» How to complete this task
Every record below is to be retyped exactly, with any pictures left out.

Element data from apps and pages
# # # # # # #

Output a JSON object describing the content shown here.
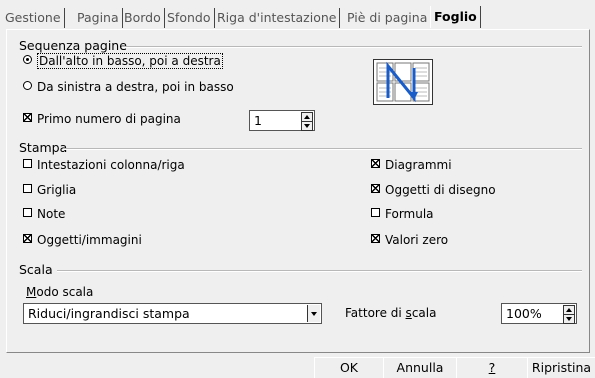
{
  "tabs": [
    {
      "label": "Gestione"
    },
    {
      "label": "Pagina"
    },
    {
      "label": "Bordo"
    },
    {
      "label": "Sfondo"
    },
    {
      "label": "Riga d'intestazione"
    },
    {
      "label": "Piè di pagina"
    },
    {
      "label": "Foglio"
    }
  ],
  "active_tab": "Foglio",
  "page_order": {
    "title": "Sequenza pagine",
    "options": [
      {
        "label": "Dall'alto in basso, poi a destra",
        "selected": true
      },
      {
        "label": "Da sinistra a destra, poi in basso",
        "selected": false
      }
    ],
    "first_page_number": {
      "label": "Primo numero di pagina",
      "checked": true,
      "value": "1"
    },
    "preview_icon": "page-order-preview-icon"
  },
  "print": {
    "title": "Stampa",
    "left": [
      {
        "label": "Intestazioni colonna/riga",
        "checked": false
      },
      {
        "label": "Griglia",
        "checked": false
      },
      {
        "label": "Note",
        "checked": false
      },
      {
        "label": "Oggetti/immagini",
        "checked": true
      }
    ],
    "right": [
      {
        "label": "Diagrammi",
        "checked": true
      },
      {
        "label": "Oggetti di disegno",
        "checked": true
      },
      {
        "label": "Formula",
        "checked": false
      },
      {
        "label": "Valori zero",
        "checked": true
      }
    ]
  },
  "scale": {
    "title": "Scala",
    "mode_label_prefix": "M",
    "mode_label_rest": "odo scala",
    "mode_value": "Riduci/ingrandisci stampa",
    "factor_label_pre": "Fattore di ",
    "factor_label_ul": "s",
    "factor_label_post": "cala",
    "factor_value": "100%"
  },
  "buttons": {
    "ok": "OK",
    "cancel": "Annulla",
    "help": "?",
    "reset": "Ripristina"
  }
}
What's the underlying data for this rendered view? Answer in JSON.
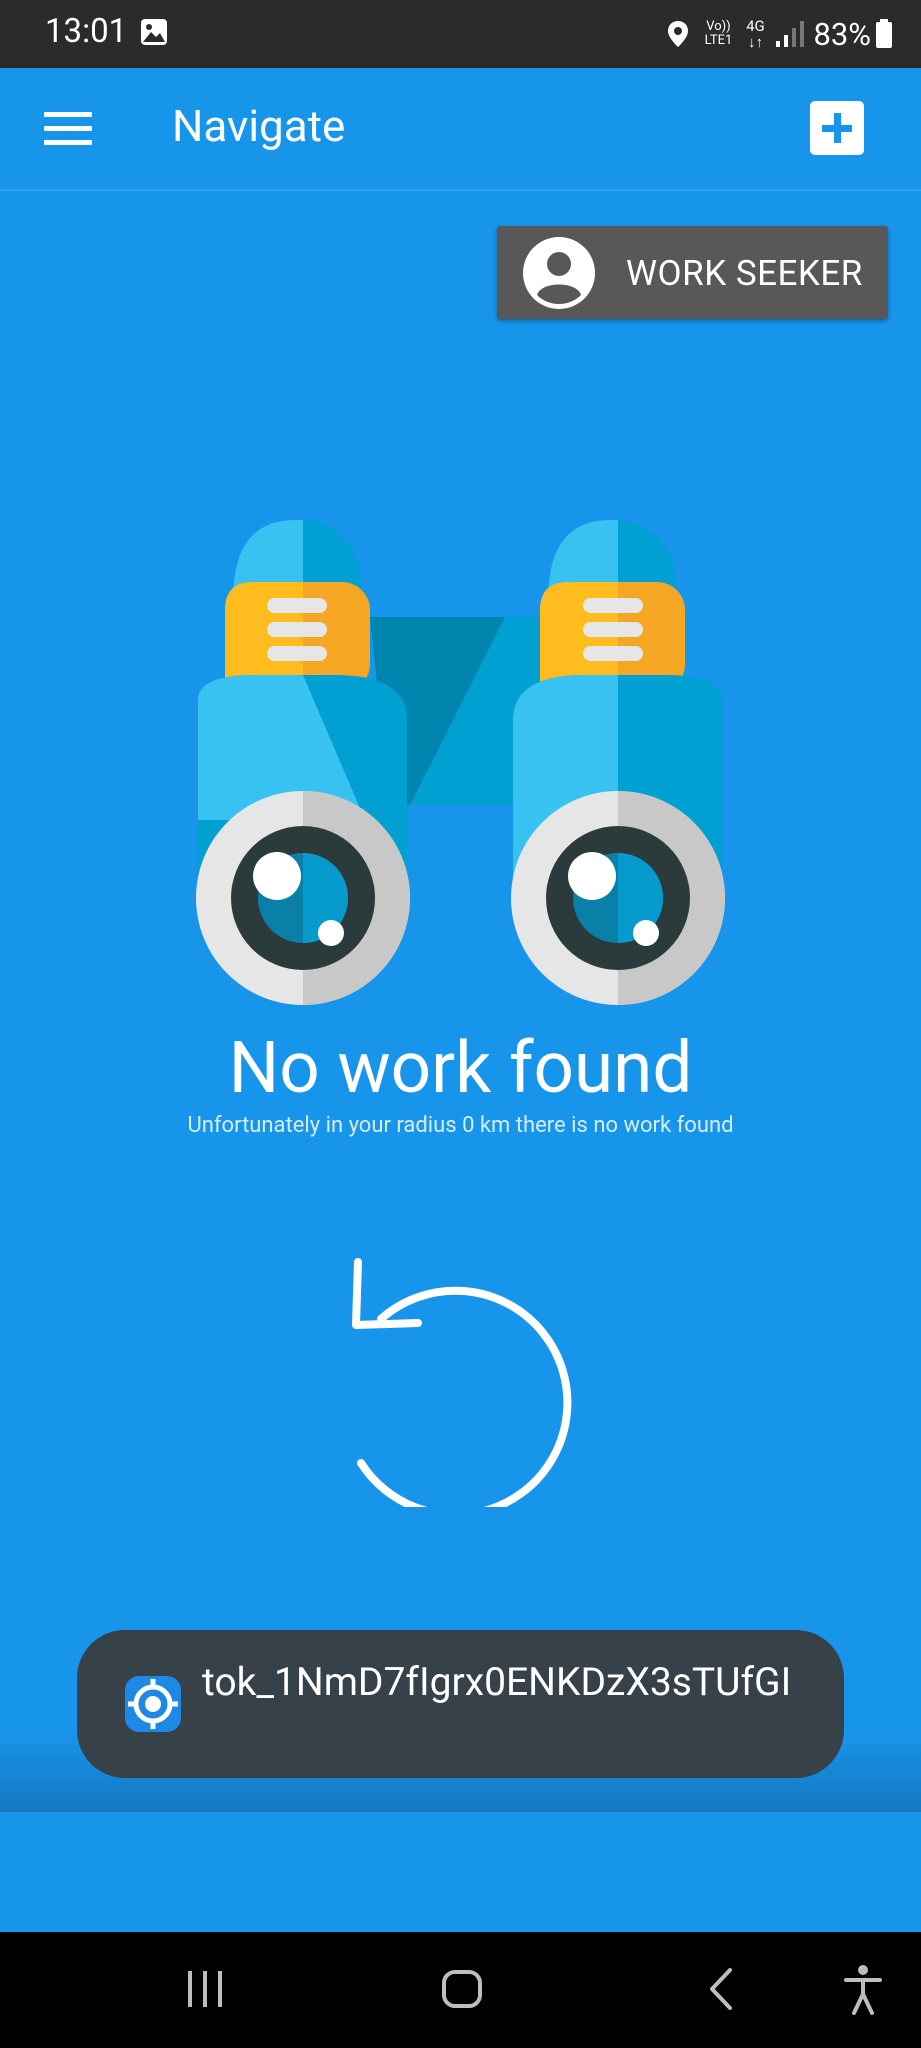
{
  "status_bar": {
    "time": "13:01",
    "network_volte": "Vo)) LTE1",
    "network_type": "4G",
    "battery": "83%",
    "icons": [
      "gallery-icon",
      "location-icon",
      "signal-icon",
      "battery-icon"
    ]
  },
  "app_bar": {
    "title": "Navigate",
    "menu_icon": "hamburger-menu-icon",
    "add_icon": "add-box-icon"
  },
  "role_button": {
    "label": "WORK SEEKER",
    "icon": "account-circle-icon"
  },
  "empty_state": {
    "illustration": "binoculars",
    "title": "No work found",
    "subtitle": "Unfortunately in your radius 0 km there is no work found",
    "refresh_icon": "refresh-icon"
  },
  "toast": {
    "text": "tok_1NmD7fIgrx0ENKDzX3sTUfGI",
    "icon": "app-target-icon"
  },
  "nav_bar": {
    "buttons": [
      "recents-icon",
      "home-icon",
      "back-icon",
      "accessibility-icon"
    ]
  },
  "colors": {
    "primary": "#1795EB",
    "status_bar": "#2B2B2B",
    "role_button_bg": "#585858",
    "toast_bg": "#37414A"
  }
}
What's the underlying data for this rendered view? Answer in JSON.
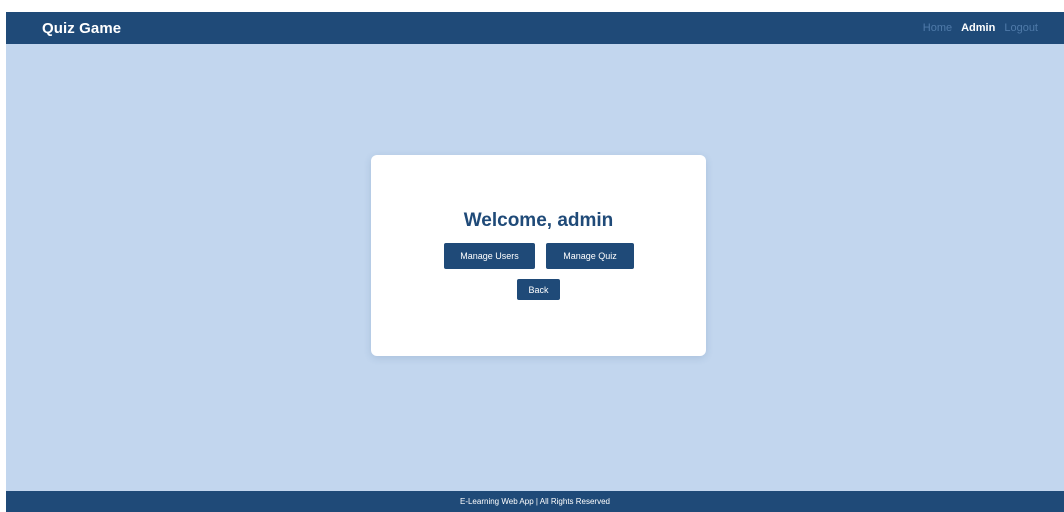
{
  "navbar": {
    "brand": "Quiz Game",
    "links": [
      {
        "label": "Home",
        "active": false
      },
      {
        "label": "Admin",
        "active": true
      },
      {
        "label": "Logout",
        "active": false
      }
    ]
  },
  "main": {
    "welcome": "Welcome, admin",
    "buttons": {
      "manage_users": "Manage Users",
      "manage_quiz": "Manage Quiz",
      "back": "Back"
    }
  },
  "footer": {
    "text": "E-Learning Web App | All Rights Reserved"
  },
  "colors": {
    "navbar_bg": "#1f4a78",
    "page_bg": "#c2d6ee",
    "card_bg": "#ffffff",
    "button_bg": "#1f4a78",
    "inactive_link": "#4f7aa9"
  }
}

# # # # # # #

» Problem solution
Output a JSON object describing the content shown here.
{
  "tabs": [
    {
      "label": "Gestione"
    },
    {
      "label": "Pagina"
    },
    {
      "label": "Bordo"
    },
    {
      "label": "Sfondo"
    },
    {
      "label": "Riga d'intestazione"
    },
    {
      "label": "Piè di pagina"
    },
    {
      "label": "Foglio"
    }
  ],
  "active_tab": "Foglio",
  "page_order": {
    "title": "Sequenza pagine",
    "options": [
      {
        "label": "Dall'alto in basso, poi a destra",
        "selected": true
      },
      {
        "label": "Da sinistra a destra, poi in basso",
        "selected": false
      }
    ],
    "first_page_number": {
      "label": "Primo numero di pagina",
      "checked": true,
      "value": "1"
    },
    "preview_icon": "page-order-preview-icon"
  },
  "print": {
    "title": "Stampa",
    "left": [
      {
        "label": "Intestazioni colonna/riga",
        "checked": false
      },
      {
        "label": "Griglia",
        "checked": false
      },
      {
        "label": "Note",
        "checked": false
      },
      {
        "label": "Oggetti/immagini",
        "checked": true
      }
    ],
    "right": [
      {
        "label": "Diagrammi",
        "checked": true
      },
      {
        "label": "Oggetti di disegno",
        "checked": true
      },
      {
        "label": "Formula",
        "checked": false
      },
      {
        "label": "Valori zero",
        "checked": true
      }
    ]
  },
  "scale": {
    "title": "Scala",
    "mode_label_prefix": "M",
    "mode_label_rest": "odo scala",
    "mode_value": "Riduci/ingrandisci stampa",
    "factor_label_pre": "Fattore di ",
    "factor_label_ul": "s",
    "factor_label_post": "cala",
    "factor_value": "100%"
  },
  "buttons": {
    "ok": "OK",
    "cancel": "Annulla",
    "help": "?",
    "reset": "Ripristina"
  }
}
What's the underlying data for this rendered view? Answer in JSON.
{
  "status_bar": {
    "time": "13:01",
    "network_volte": "Vo)) LTE1",
    "network_type": "4G",
    "battery": "83%",
    "icons": [
      "gallery-icon",
      "location-icon",
      "signal-icon",
      "battery-icon"
    ]
  },
  "app_bar": {
    "title": "Navigate",
    "menu_icon": "hamburger-menu-icon",
    "add_icon": "add-box-icon"
  },
  "role_button": {
    "label": "WORK SEEKER",
    "icon": "account-circle-icon"
  },
  "empty_state": {
    "illustration": "binoculars",
    "title": "No work found",
    "subtitle": "Unfortunately in your radius 0 km there is no work found",
    "refresh_icon": "refresh-icon"
  },
  "toast": {
    "text": "tok_1NmD7fIgrx0ENKDzX3sTUfGI",
    "icon": "app-target-icon"
  },
  "nav_bar": {
    "buttons": [
      "recents-icon",
      "home-icon",
      "back-icon",
      "accessibility-icon"
    ]
  },
  "colors": {
    "primary": "#1795EB",
    "status_bar": "#2B2B2B",
    "role_button_bg": "#585858",
    "toast_bg": "#37414A"
  }
}
What's the underlying data for this rendered view? Answer in JSON.
{
  "navbar": {
    "brand": "Quiz Game",
    "links": [
      {
        "label": "Home",
        "active": false
      },
      {
        "label": "Admin",
        "active": true
      },
      {
        "label": "Logout",
        "active": false
      }
    ]
  },
  "main": {
    "welcome": "Welcome, admin",
    "buttons": {
      "manage_users": "Manage Users",
      "manage_quiz": "Manage Quiz",
      "back": "Back"
    }
  },
  "footer": {
    "text": "E-Learning Web App | All Rights Reserved"
  },
  "colors": {
    "navbar_bg": "#1f4a78",
    "page_bg": "#c2d6ee",
    "card_bg": "#ffffff",
    "button_bg": "#1f4a78",
    "inactive_link": "#4f7aa9"
  }
}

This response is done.